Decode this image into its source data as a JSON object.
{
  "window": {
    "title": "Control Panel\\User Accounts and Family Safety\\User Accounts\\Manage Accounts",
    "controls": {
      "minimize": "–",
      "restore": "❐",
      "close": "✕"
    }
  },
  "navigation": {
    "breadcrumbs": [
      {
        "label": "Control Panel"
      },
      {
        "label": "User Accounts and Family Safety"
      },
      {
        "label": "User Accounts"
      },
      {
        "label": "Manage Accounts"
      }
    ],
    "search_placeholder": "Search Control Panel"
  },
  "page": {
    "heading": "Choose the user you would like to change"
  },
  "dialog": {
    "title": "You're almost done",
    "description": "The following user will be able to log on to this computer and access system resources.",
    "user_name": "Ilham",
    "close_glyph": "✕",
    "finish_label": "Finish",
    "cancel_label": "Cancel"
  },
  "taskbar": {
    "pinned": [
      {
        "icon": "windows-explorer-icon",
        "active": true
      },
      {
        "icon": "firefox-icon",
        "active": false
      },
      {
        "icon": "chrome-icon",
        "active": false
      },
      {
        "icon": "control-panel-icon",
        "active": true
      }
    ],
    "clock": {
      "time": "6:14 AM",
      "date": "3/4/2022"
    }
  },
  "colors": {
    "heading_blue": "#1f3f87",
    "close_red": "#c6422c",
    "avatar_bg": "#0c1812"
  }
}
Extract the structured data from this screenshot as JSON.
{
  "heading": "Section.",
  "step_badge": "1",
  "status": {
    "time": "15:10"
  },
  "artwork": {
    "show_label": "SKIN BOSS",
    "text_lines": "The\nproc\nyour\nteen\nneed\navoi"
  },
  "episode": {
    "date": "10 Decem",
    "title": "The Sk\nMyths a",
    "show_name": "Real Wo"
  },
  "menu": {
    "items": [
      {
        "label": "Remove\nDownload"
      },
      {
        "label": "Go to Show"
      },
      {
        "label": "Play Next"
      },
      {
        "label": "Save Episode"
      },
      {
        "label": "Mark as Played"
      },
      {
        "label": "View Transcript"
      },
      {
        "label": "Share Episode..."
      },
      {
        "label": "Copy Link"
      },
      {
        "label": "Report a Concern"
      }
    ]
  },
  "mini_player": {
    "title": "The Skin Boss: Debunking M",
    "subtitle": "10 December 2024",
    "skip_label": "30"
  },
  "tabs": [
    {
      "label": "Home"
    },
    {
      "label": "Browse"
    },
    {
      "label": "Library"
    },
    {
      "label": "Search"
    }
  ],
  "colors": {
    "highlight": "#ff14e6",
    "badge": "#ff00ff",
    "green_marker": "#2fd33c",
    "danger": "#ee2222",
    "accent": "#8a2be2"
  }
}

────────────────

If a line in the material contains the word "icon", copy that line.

*YOUR RESPONSE*:
        "icon": "windows-explorer-icon",
        "icon": "firefox-icon",
        "icon": "chrome-icon",
        "icon": "control-panel-icon",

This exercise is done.